What to produce:
For every line in the data below that contains "RxPdo", copy the line.

Data records for software interfaces
● ● ● ●

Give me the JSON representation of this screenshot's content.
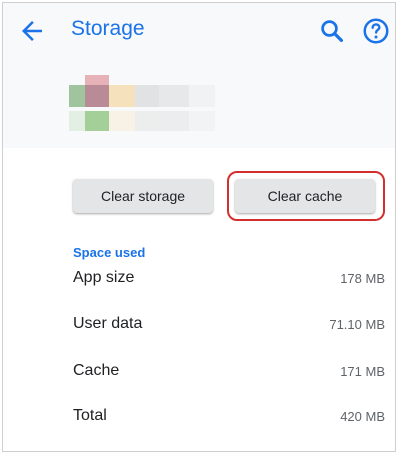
{
  "header": {
    "title": "Storage",
    "back_icon": "arrow-back-icon",
    "search_icon": "search-icon",
    "help_icon": "help-circle-icon"
  },
  "app_icon": {
    "description_icon": "blurred-app-icon"
  },
  "buttons": {
    "clear_storage": "Clear storage",
    "clear_cache": "Clear cache"
  },
  "section": {
    "title": "Space used"
  },
  "rows": [
    {
      "label": "App size",
      "value": "178 MB"
    },
    {
      "label": "User data",
      "value": "71.10 MB"
    },
    {
      "label": "Cache",
      "value": "171 MB"
    },
    {
      "label": "Total",
      "value": "420 MB"
    }
  ],
  "colors": {
    "accent": "#1a73e8",
    "highlight": "#d32f2f"
  }
}
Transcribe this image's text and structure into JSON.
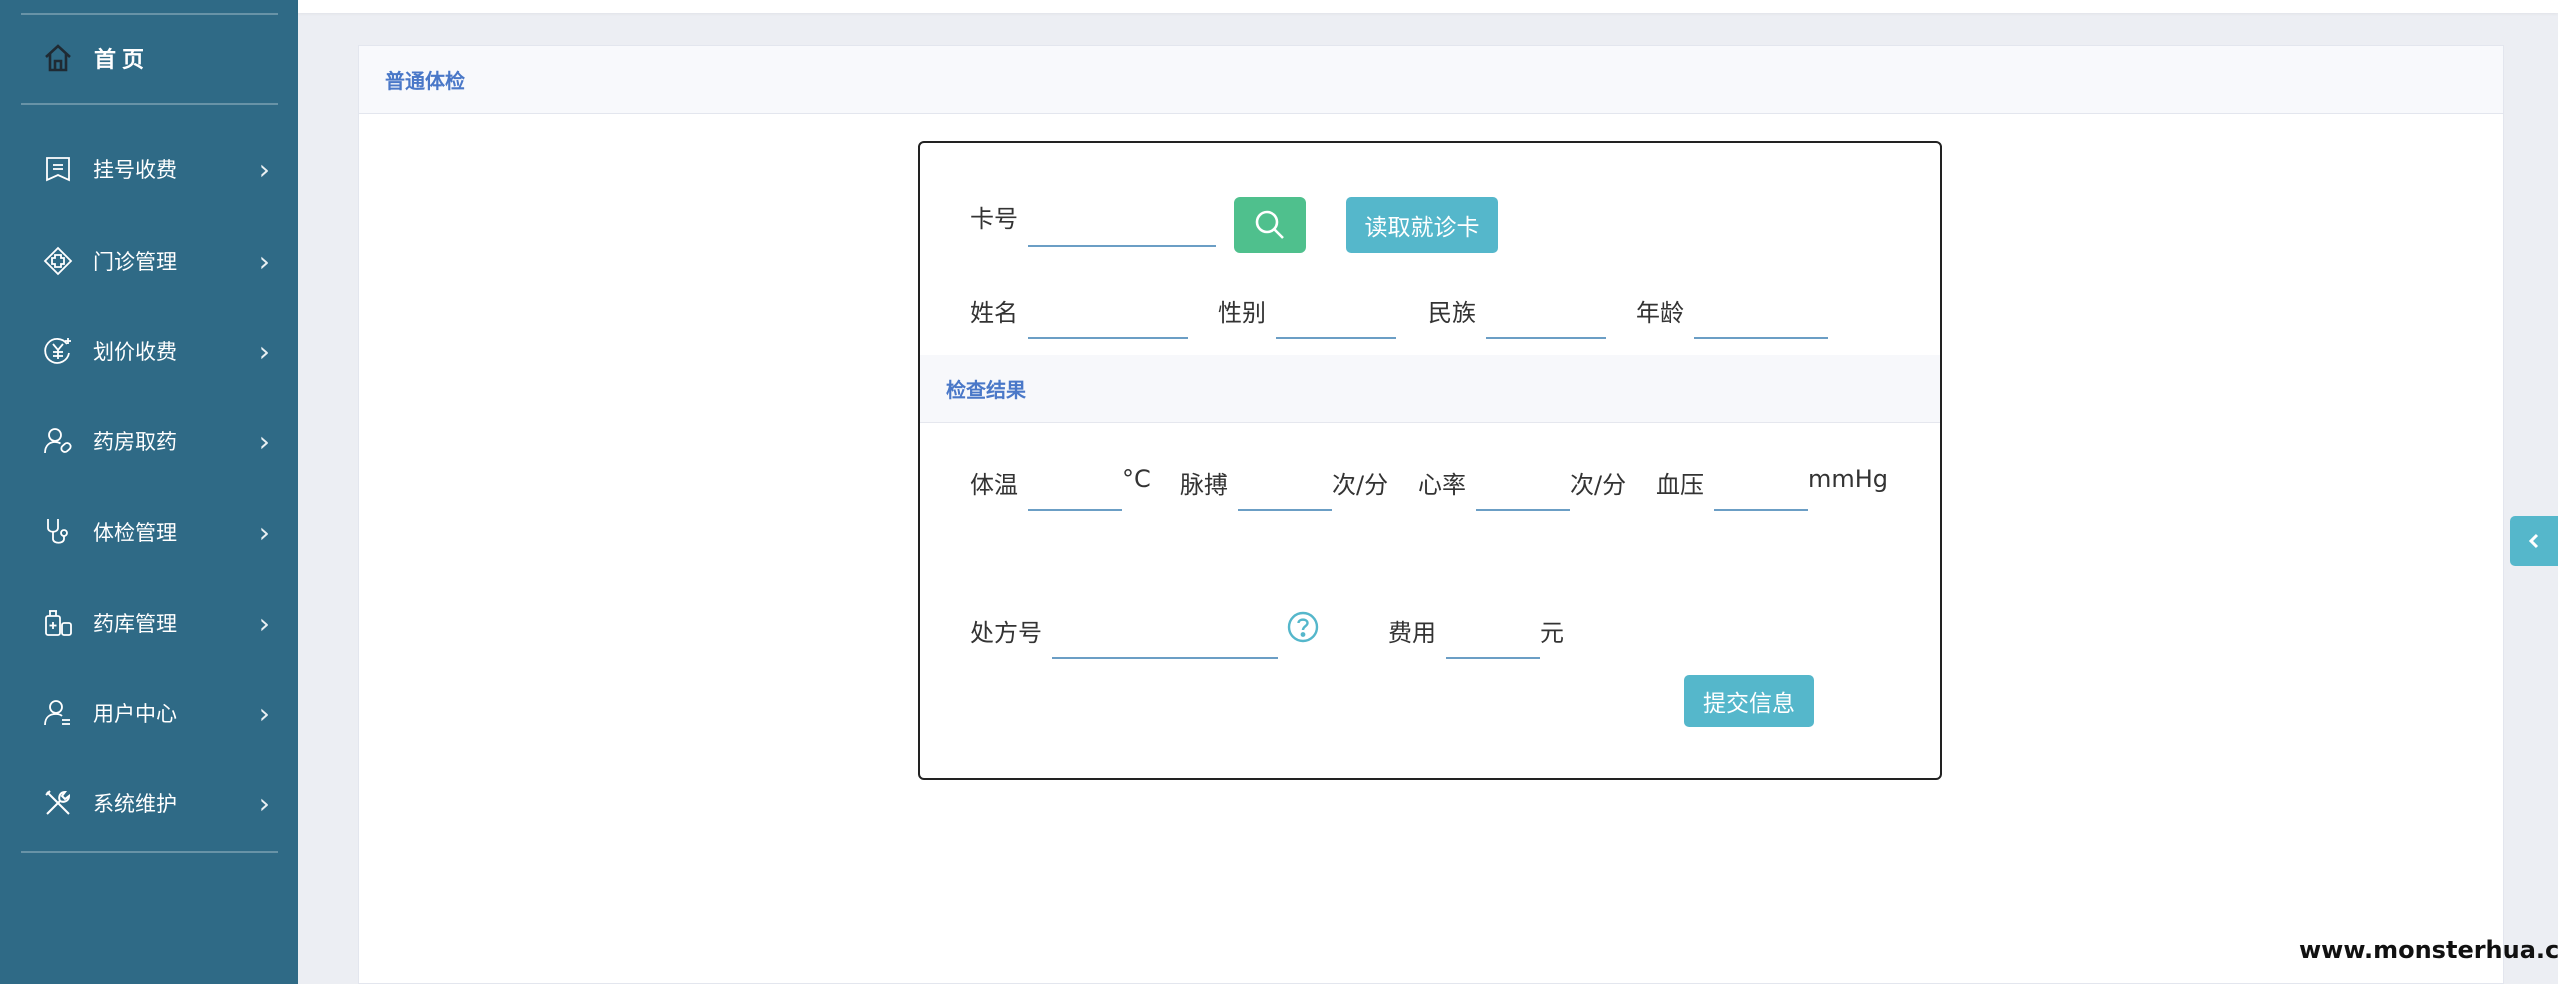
{
  "sidebar": {
    "home_label": "首页",
    "items": [
      {
        "label": "挂号收费",
        "icon": "register-icon"
      },
      {
        "label": "门诊管理",
        "icon": "clinic-icon"
      },
      {
        "label": "划价收费",
        "icon": "yuan-icon"
      },
      {
        "label": "药房取药",
        "icon": "pharmacy-icon"
      },
      {
        "label": "体检管理",
        "icon": "stethoscope-icon"
      },
      {
        "label": "药库管理",
        "icon": "medicine-store-icon"
      },
      {
        "label": "用户中心",
        "icon": "user-icon"
      },
      {
        "label": "系统维护",
        "icon": "tools-icon"
      }
    ]
  },
  "panel": {
    "title": "普通体检"
  },
  "form": {
    "card_label": "卡号",
    "card_value": "",
    "read_card_button": "读取就诊卡",
    "name_label": "姓名",
    "gender_label": "性别",
    "ethnicity_label": "民族",
    "age_label": "年龄",
    "section_title": "检查结果",
    "temperature_label": "体温",
    "temperature_unit": "°C",
    "pulse_label": "脉搏",
    "pulse_unit": "次/分",
    "heart_rate_label": "心率",
    "heart_rate_unit": "次/分",
    "blood_pressure_label": "血压",
    "blood_pressure_unit": "mmHg",
    "prescription_label": "处方号",
    "fee_label": "费用",
    "fee_unit": "元",
    "submit_button": "提交信息"
  },
  "watermark": "www.monsterhua.com",
  "colors": {
    "sidebar": "#2f6a86",
    "accent": "#55b7cb",
    "search": "#4fc08d",
    "title": "#4a78c8"
  }
}
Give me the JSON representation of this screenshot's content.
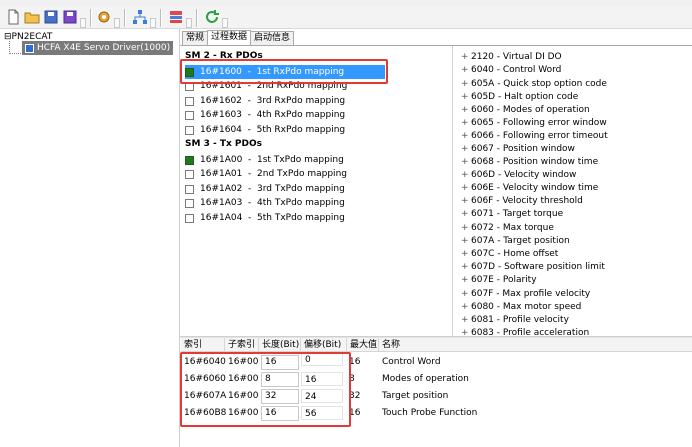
{
  "toolbar": {
    "buttons": [
      "new-file-icon",
      "open-folder-icon",
      "save-icon",
      "save-all-icon",
      "settings-icon",
      "network-icon",
      "device-config-icon",
      "refresh-icon"
    ]
  },
  "tree": {
    "root_label": "PN2ECAT",
    "device_label": "HCFA X4E Servo Driver(1000)"
  },
  "tabs": [
    {
      "label": "常规",
      "active": false
    },
    {
      "label": "过程数据",
      "active": true
    },
    {
      "label": "启动信息",
      "active": false
    }
  ],
  "sm2": {
    "title": "SM 2 - Rx PDOs",
    "items": [
      {
        "text": "16#1600  -  1st RxPdo mapping",
        "checked": true,
        "selected": true
      },
      {
        "text": "16#1601  -  2nd RxPdo mapping",
        "checked": false,
        "selected": false
      },
      {
        "text": "16#1602  -  3rd RxPdo mapping",
        "checked": false,
        "selected": false
      },
      {
        "text": "16#1603  -  4th RxPdo mapping",
        "checked": false,
        "selected": false
      },
      {
        "text": "16#1604  -  5th RxPdo mapping",
        "checked": false,
        "selected": false
      }
    ]
  },
  "sm3": {
    "title": "SM 3 - Tx PDOs",
    "items": [
      {
        "text": "16#1A00  -  1st TxPdo mapping",
        "checked": true
      },
      {
        "text": "16#1A01  -  2nd TxPdo mapping",
        "checked": false
      },
      {
        "text": "16#1A02  -  3rd TxPdo mapping",
        "checked": false
      },
      {
        "text": "16#1A03  -  4th TxPdo mapping",
        "checked": false
      },
      {
        "text": "16#1A04  -  5th TxPdo mapping",
        "checked": false
      }
    ]
  },
  "objects": [
    "2120 - Virtual DI DO",
    "6040 - Control Word",
    "605A - Quick stop option code",
    "605D - Halt option code",
    "6060 - Modes of operation",
    "6065 - Following error window",
    "6066 - Following error timeout",
    "6067 - Position window",
    "6068 - Position window time",
    "606D - Velocity window",
    "606E - Velocity window time",
    "606F - Velocity threshold",
    "6071 - Target torque",
    "6072 - Max torque",
    "607A - Target position",
    "607C - Home offset",
    "607D - Software position limit",
    "607E - Polarity",
    "607F - Max profile velocity",
    "6080 - Max motor speed",
    "6081 - Profile velocity",
    "6083 - Profile acceleration"
  ],
  "grid": {
    "headers": [
      "索引",
      "子索引",
      "长度(Bit)",
      "偏移(Bit)",
      "最大值",
      "名称"
    ],
    "rows": [
      {
        "index": "16#6040",
        "sub": "16#00",
        "len": "16",
        "offset": "0",
        "max": "16",
        "name": "Control Word"
      },
      {
        "index": "16#6060",
        "sub": "16#00",
        "len": "8",
        "offset": "16",
        "max": "8",
        "name": "Modes of operation"
      },
      {
        "index": "16#607A",
        "sub": "16#00",
        "len": "32",
        "offset": "24",
        "max": "32",
        "name": "Target position"
      },
      {
        "index": "16#60B8",
        "sub": "16#00",
        "len": "16",
        "offset": "56",
        "max": "16",
        "name": "Touch Probe Function"
      }
    ]
  },
  "colors": {
    "selection": "#3399ff",
    "checked": "#1f7a1f",
    "highlight": "#e53935"
  }
}
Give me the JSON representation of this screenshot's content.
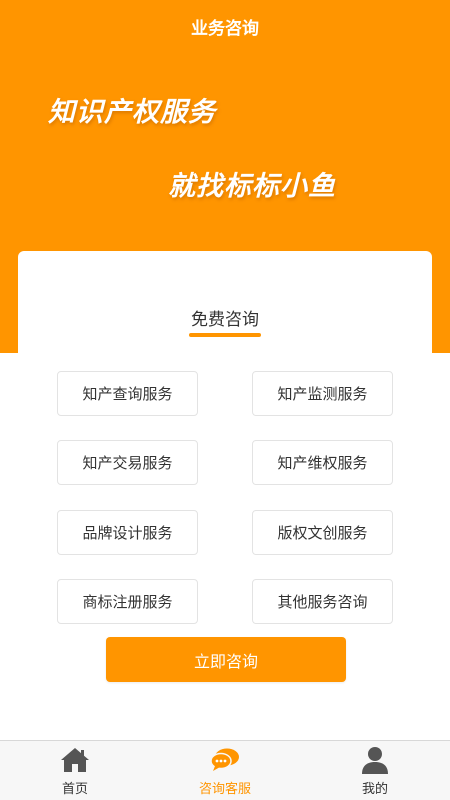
{
  "header": {
    "title": "业务咨询",
    "slogan_line1": "知识产权服务",
    "slogan_line2": "就找标标小鱼"
  },
  "consult_card": {
    "title": "免费咨询",
    "services": [
      "知产查询服务",
      "知产监测服务",
      "知产交易服务",
      "知产维权服务",
      "品牌设计服务",
      "版权文创服务",
      "商标注册服务",
      "其他服务咨询"
    ],
    "submit_label": "立即咨询"
  },
  "tabbar": {
    "items": [
      {
        "label": "首页",
        "icon": "home-icon",
        "active": false
      },
      {
        "label": "咨询客服",
        "icon": "chat-icon",
        "active": true
      },
      {
        "label": "我的",
        "icon": "user-icon",
        "active": false
      }
    ]
  },
  "colors": {
    "accent": "#ff9500",
    "text": "#333333",
    "border": "#e3e3e3",
    "tabbar_bg": "#f7f7f7",
    "icon_inactive": "#555555"
  }
}
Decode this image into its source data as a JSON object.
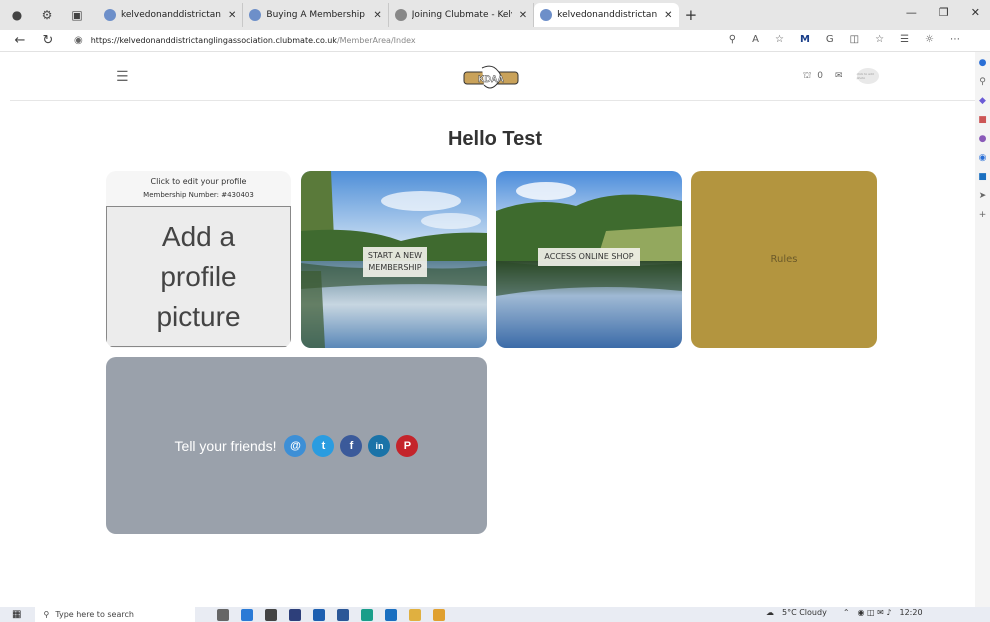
{
  "browser": {
    "tabs": [
      {
        "title": "kelvedonanddistrictanglingasso",
        "active": false
      },
      {
        "title": "Buying A Membership Guide | Cl",
        "active": false
      },
      {
        "title": "Joining Clubmate - Kelvedon Dis",
        "active": false
      },
      {
        "title": "kelvedonanddistrictanglingasso",
        "active": true
      }
    ],
    "url_main": "https://kelvedonanddistrictanglingassociation.clubmate.co.uk",
    "url_path": "/MemberArea/Index"
  },
  "header": {
    "logo_text": "KDAA",
    "basket_count": "0",
    "avatar_text": "click to add photo"
  },
  "main": {
    "greeting": "Hello Test",
    "profile": {
      "edit_label": "Click to edit your profile",
      "membership_label": "Membership Number: #430403",
      "picture_line1": "Add a",
      "picture_line2": "profile",
      "picture_line3": "picture"
    },
    "tiles": {
      "new_membership_line1": "START A NEW",
      "new_membership_line2": "MEMBERSHIP",
      "shop": "ACCESS ONLINE SHOP",
      "rules": "Rules"
    },
    "share": {
      "text": "Tell your friends!",
      "email_glyph": "@",
      "twitter_glyph": "t",
      "facebook_glyph": "f",
      "linkedin_glyph": "in",
      "pinterest_glyph": "P"
    }
  },
  "taskbar": {
    "search_placeholder": "Type here to search",
    "weather": "5°C Cloudy",
    "time": "12:20"
  },
  "colors": {
    "rules_bg": "#b3953f",
    "share_bg": "#9aa1ab",
    "email": "#3d8fd6",
    "twitter": "#2a9ce0",
    "facebook": "#3b5a9a",
    "linkedin": "#1a73a8",
    "pinterest": "#c4242b"
  }
}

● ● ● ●

Problem solution:
        "text": "16#1600  -  1st RxPdo mapping",
        "text": "16#1601  -  2nd RxPdo mapping",
        "text": "16#1602  -  3rd RxPdo mapping",
        "text": "16#1603  -  4th RxPdo mapping",
        "text": "16#1604  -  5th RxPdo mapping",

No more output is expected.